After completing its fortieth year, what can we say about the success of the Nobel Prize in economics? Has it fulfilled its mission of honoring those economists who, during the previous year, have rendered the greatest service to mankind? Have Nobel Prize–winning economists – the financial economists, the libertarians, the micro minds, the behaviorists, the Keynesians, the Chicago School, the inventors, the statisticians, the historians, and all the others – made this world a better place?
Some Nobel Prize winners invented planning tools that have certainly enriched our lives. With national income accounts we have a much clearer understanding about how well the economy is performing at any given time, and with input-output models and linear programming we can answer interesting and important questions. In other cases, Nobel Prize winners have proposed ideas that reinforce and sometimes challenge our understanding of economics. Right or wrong, these ideas force us to think about important social issues. But do we agree with Gary Becker that criminals are rational human beings who methodically calculate the costs and benefits of crime? Is James Buchanan correct when he claims that government officials are unlikely to act in the public interest? And what about Daniel Kahneman: Are human beings easily misled by context when making decisions?
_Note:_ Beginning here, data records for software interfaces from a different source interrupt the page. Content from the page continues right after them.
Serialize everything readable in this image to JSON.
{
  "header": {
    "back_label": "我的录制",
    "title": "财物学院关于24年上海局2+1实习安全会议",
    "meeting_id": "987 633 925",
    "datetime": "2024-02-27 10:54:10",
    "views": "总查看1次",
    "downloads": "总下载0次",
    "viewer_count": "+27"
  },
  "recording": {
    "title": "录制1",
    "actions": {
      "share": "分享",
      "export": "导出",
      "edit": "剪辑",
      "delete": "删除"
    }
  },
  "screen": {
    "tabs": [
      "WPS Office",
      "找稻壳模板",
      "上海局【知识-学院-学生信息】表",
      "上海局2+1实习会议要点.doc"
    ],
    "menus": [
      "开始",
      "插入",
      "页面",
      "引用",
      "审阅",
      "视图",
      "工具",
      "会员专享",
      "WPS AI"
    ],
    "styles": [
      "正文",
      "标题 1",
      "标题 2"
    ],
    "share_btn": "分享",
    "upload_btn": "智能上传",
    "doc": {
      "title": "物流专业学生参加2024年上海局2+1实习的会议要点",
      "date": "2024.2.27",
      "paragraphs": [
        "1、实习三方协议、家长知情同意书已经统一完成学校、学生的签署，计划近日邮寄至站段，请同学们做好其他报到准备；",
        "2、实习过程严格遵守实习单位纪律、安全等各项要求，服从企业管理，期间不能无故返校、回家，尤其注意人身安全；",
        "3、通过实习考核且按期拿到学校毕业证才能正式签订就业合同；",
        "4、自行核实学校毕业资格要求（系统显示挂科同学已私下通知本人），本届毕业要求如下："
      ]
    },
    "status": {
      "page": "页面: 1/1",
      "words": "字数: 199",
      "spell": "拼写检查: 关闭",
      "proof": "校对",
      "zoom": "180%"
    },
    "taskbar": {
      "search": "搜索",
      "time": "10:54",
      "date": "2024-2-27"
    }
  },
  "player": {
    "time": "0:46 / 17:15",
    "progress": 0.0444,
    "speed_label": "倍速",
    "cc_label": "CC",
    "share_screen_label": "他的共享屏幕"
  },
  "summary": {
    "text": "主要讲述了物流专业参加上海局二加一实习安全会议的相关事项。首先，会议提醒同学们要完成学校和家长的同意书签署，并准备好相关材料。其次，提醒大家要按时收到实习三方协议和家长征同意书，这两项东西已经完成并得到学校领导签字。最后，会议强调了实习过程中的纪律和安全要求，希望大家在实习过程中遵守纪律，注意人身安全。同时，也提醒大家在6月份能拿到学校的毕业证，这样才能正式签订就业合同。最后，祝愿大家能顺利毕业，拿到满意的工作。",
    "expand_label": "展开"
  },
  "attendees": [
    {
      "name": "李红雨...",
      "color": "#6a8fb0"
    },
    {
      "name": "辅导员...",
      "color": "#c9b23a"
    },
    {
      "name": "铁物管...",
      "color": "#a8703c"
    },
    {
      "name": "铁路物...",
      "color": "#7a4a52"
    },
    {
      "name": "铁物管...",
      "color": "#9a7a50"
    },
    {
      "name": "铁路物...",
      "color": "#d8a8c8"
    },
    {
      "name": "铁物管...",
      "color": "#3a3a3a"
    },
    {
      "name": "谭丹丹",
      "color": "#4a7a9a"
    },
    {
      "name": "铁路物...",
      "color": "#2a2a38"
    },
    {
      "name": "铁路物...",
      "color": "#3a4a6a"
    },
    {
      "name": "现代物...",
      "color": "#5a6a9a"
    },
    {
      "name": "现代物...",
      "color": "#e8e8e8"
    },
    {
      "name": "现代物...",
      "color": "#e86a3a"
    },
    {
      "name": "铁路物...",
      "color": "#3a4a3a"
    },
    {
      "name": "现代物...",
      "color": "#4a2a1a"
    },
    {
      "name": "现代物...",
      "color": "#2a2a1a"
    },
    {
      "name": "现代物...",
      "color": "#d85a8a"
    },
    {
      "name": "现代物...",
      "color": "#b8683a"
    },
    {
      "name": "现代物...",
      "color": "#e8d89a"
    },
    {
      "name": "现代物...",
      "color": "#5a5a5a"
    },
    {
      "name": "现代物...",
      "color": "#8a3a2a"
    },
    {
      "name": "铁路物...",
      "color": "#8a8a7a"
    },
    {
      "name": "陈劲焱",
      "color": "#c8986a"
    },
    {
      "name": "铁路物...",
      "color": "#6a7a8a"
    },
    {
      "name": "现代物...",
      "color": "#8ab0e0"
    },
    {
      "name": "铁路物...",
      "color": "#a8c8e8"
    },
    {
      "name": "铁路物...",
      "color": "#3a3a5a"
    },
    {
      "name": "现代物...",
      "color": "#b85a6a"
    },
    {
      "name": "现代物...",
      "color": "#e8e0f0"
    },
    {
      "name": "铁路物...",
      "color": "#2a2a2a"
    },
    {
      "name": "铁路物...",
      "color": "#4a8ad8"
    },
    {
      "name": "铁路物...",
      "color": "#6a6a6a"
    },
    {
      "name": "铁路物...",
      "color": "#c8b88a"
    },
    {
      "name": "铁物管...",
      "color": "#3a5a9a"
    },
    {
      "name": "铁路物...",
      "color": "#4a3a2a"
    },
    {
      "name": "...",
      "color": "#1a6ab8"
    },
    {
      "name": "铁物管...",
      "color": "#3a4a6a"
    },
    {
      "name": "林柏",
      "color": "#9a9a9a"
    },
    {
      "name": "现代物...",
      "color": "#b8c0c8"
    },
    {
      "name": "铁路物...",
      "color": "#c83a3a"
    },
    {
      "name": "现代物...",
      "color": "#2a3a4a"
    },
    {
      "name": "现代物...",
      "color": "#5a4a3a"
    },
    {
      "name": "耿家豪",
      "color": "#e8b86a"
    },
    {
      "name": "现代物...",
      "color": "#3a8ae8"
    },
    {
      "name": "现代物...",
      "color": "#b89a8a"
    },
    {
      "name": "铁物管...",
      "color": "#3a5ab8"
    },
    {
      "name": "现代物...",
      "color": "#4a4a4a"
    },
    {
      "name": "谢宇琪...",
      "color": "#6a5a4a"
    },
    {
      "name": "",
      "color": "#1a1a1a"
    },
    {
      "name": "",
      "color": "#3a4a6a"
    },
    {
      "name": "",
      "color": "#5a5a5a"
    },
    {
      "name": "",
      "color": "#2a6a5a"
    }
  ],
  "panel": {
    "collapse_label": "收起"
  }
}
Are these ideas consistent with our own experiences and what we observe around us? Are they right most of the time or just some of the time?